While NBC 4 Columbus Morning Anchor Matt Barnes, BSJ ’08, appreciates being named Ohio’s Big Brother of the year by Big Brothers Big Sisters, the former WOUB student volunteer says the real reward is watching his “little” grow from a boy into a mature young man.
“I got involved with Big Brothers Big Sisters five years ago,” said Barnes. “When I moved back to Ohio in 2015, a former WOUB colleague told me that there was a need for more young black men around my age to mentor kids in Columbus. I thought about it and realized these are boys who were like me growing up in Columbus.”
Barnes found out that in the Columbus area there was actually a waiting list of young African American boys to be paired with adult African American male mentors.
“Young black boys are more honest and open with their feelings when they are talking to someone who looks like them,” said Barnes. “As I learned more about the organization and its needs, I knew I could help.”
Barnes was paired with his current Little Brother Jaylin Woods in 2016. Barnes says Woods parents are both deceased, and he lives with his grandmother and two brothers. It was very important to Woods’ grandmother that all three of the boys have a positive male influence in their life, and she made sure all of them had a Big Brother.
“Jaylin was really quiet at first. He was not very open in the first six months or so,” said Barnes. “But he slowly opened up and started talking to me about different things that young men are dealing with. Now, he’s getting ready to graduate from high school and we’re talking about things like, getting into the workforce, having a girlfriend and how to treat her right. It’s amazing to watch his progression from a young man into an adult.”
Barnes is pleased to know that he was able to have a positive impact on Woods’ life. But Barnes knows his status as a local television news anchor didn’t have anything to do with that.
“I don’t think Jaylin even knew who I was at first,” said Barnes. “And now that he does, if we are out somewhere and someone recognizes me, he just laughs because he knows I hate that.”
Barnes was a student volunteer at WOUB from 2004 to 2008 and was one of the first African American hosts of WOUB’s Gridiron Glory. The 30-minute TV sports show airs highlights of high school football games from across Southeastern Ohio. Barnes hosted the program for two years starting in 2006. He also worked on WOUB radio and WOUB TV’s 30-minute nightly news program, Newswatch.
Barnes will now be considered for the national Big Brother of the Year award. The award winner will be announced this summer.
About WOUB Public Media
As a member station of both NPR and PBS, WOUB Public Media is a trusted source of news, local content and educational resources that have proven to be worthy of the time, effort and support of our users. WOUB, an experiential-learning unit of the Scripps College of Communication at Ohio University, is a non-profit, community-supported multimedia organization which provides online and broadcast services, along with non-broadcast educational services and student professional development. WOUB serves 55 counties throughout southeastern Ohio, northern West Virginia and eastern Kentucky with its broadcast signals. WOUB Radio’s FM Network has transmitters in Athens, Chillicothe, Ironton, Zanesville and Cambridge, while WOUB AM serves the immediate Athens area. WOUB TV is made up of six television channels (WOUB HD, WOUB Classic, WOUB World, WOUB Create, WOUB Ohio and WOUB Kids) which are broadcast from two transmitters.
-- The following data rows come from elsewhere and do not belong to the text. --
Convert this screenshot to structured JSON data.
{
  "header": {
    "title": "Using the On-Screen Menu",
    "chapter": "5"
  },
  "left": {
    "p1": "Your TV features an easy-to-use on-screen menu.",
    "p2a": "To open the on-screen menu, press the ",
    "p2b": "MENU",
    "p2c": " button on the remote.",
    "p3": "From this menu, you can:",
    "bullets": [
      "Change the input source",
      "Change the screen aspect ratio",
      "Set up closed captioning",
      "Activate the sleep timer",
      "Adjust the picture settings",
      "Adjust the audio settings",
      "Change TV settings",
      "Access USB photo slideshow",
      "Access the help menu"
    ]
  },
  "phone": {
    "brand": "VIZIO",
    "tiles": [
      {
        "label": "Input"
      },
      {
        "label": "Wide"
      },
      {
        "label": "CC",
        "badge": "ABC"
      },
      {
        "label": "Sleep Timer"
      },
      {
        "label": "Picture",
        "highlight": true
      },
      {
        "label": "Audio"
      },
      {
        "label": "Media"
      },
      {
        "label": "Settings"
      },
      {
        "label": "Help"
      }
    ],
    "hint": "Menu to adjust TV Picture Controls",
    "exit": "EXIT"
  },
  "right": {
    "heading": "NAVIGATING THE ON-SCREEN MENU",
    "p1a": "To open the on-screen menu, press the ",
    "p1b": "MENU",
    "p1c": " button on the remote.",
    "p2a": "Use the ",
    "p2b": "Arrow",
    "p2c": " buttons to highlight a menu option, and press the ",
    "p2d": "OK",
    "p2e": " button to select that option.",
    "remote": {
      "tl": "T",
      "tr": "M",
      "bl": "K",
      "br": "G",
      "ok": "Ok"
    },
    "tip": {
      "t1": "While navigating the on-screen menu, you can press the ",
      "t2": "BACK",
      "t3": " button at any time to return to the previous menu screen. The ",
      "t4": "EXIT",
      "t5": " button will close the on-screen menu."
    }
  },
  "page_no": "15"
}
Through its support of public service, teaching, research and administrative missions, along with its high-quality local content and programming, WOUB enriches, enhances and expands the lives and horizons of the people in the communities it serves, as well as Ohio University faculty, staff and students.